**What needs to be done:**
Which lines below contain "value"? Pull them out.

Items from a dataset
##############################
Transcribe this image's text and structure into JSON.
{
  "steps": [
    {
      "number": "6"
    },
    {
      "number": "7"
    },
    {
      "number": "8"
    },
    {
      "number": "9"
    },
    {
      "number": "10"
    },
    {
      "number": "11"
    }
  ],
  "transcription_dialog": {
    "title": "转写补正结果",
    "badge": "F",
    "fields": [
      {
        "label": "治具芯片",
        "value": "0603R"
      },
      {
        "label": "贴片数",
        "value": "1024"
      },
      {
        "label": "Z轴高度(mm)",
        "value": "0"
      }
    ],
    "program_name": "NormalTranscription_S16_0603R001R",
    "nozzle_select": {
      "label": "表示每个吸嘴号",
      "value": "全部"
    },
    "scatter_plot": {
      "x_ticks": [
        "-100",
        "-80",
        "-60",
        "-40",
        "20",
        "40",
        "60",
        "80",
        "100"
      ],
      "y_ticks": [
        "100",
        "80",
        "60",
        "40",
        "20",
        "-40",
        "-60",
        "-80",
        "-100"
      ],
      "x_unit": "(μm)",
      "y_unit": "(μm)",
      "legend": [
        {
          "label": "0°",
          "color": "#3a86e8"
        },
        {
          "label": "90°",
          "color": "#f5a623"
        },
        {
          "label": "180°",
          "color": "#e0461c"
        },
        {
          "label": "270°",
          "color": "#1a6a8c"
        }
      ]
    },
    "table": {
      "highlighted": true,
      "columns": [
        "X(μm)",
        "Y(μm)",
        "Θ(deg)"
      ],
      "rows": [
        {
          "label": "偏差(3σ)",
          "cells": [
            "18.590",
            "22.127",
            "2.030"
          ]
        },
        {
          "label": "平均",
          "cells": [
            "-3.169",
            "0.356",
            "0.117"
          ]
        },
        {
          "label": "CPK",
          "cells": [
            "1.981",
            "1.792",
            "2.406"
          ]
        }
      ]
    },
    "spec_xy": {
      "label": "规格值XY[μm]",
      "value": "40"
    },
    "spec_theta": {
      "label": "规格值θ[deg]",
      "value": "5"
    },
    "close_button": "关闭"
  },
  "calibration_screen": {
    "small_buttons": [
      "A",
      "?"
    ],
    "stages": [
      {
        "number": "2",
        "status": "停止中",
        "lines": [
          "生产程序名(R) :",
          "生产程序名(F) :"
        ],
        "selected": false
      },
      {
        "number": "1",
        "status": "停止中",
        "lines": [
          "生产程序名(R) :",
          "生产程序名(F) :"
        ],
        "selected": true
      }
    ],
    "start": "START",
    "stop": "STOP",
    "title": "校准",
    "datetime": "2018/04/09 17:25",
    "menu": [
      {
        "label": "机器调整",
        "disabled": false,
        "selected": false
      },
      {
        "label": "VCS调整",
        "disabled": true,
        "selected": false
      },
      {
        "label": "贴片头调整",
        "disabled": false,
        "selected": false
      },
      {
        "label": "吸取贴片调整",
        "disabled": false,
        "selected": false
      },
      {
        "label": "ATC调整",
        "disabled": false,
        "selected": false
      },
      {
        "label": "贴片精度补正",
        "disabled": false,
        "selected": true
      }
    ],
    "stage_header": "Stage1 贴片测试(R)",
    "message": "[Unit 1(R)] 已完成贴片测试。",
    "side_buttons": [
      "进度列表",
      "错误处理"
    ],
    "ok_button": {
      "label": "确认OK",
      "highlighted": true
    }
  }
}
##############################
**Answer to this exercise:**
        "value": "0603R"
        "value": "1024"
        "value": "0"
      "value": "全部"
      "value": "40"
      "value": "5"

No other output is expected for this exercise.